The Unique Bond Between Humans and Dogs

Most dog owners will agree that the bond between a human and their dogs is unlike any other. This relationship is built on mutual affection, trust, and a deep emotional connection. The love we share with our dogs fills a void that sometimes even human relationships can’t. The depth of this connection makes the ensuing loss incredibly painful and challenging to navigate.

The emotional toll of losing a dog is often similar to losing a human loved one. It’s an emotional rollercoaster, incorporating stages such as denial, anger, bargaining, depression, and finally, acceptance. Every individual’s experience is unique, but recognising these stages can be a crucial part of the healing process.

Preparing for the Inevitable

Whether due to old age or a prolonged illness, sometimes we have a sense that our time with our dog is limited. While it’s a painful topic to ponder, preparation can make the process marginally more manageable. Emma recommends spending quality time with your pet, capturing memories through photos or videos, and consulting your vet about palliative care options. “Prepare not just for their passing, but for how you will cope afterwards,” she suggests.

Many people experience what Emma explains as ‘pet parent guilt’  Did I do enough? Could I have done something differently? Such questions plague our minds and add an extra layer of complexity to our grief. Emma advises, “Don’t dwell on the past. Think about the happy moments you gave each other and forgive yourself for any perceived shortcomings.”

The aftermath of losing a dog can be overwhelming, but there are several ways to find emotional support. The podcast suggests a few practical coping mechanisms:

How to Know When You’re Ready for Another Dog

The void left by a departed pet is immeasurable, making the decision to get another dog difficult. According to Emma, “It’s a deeply personal choice. Listen to your heart, and don’t let others rush you.” She further advises that a new dog should never be a replacement but a new chapter in your life.

Resources for Grieving Pet Owners

There are various resources available for those who are grieving:

External Cultural Perspectives on Pet Loss

Cultures around the world have different practices and beliefs about pet loss. While this topic was not extensively covered in our interview, it’s worth noting that some cultures have unique memorial practices, ceremonies, and even pet cemeteries. These various traditions can sometimes offer additional layers of comfort and understanding.


The journey through grief after losing a dog is fraught with emotional highs and lows. Yet, the conversation with Jo and Emma illuminates that while grief is universal, coping mechanisms are individual. Above all, we want readers and listeners to remember, “You’re not alone, and it’s okay to seek help.”

Additional Resources

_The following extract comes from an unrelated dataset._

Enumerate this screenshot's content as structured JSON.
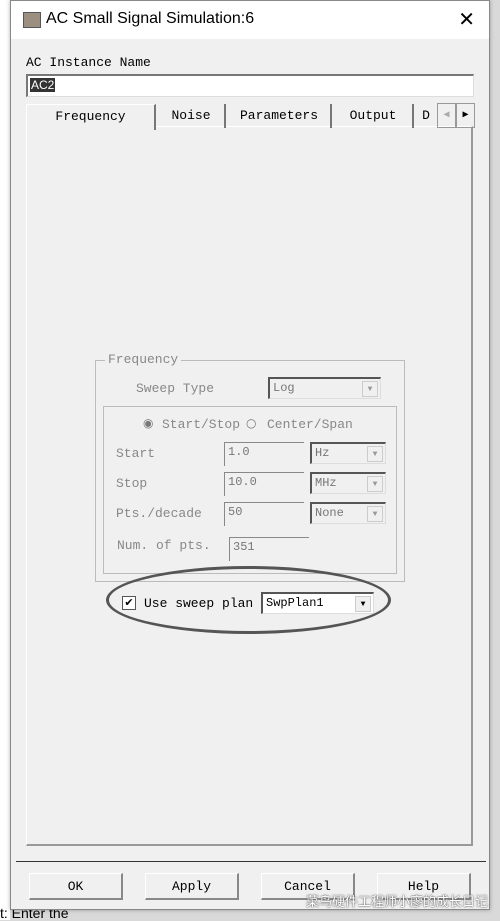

To hear the full conversation with Jo Perrott and Emma Liddell, please follow the link to our podcast interview . For those seeking one-on-one coaching or additional support, Emma can be contacted via the Ladies Working Dog Group website or on her website.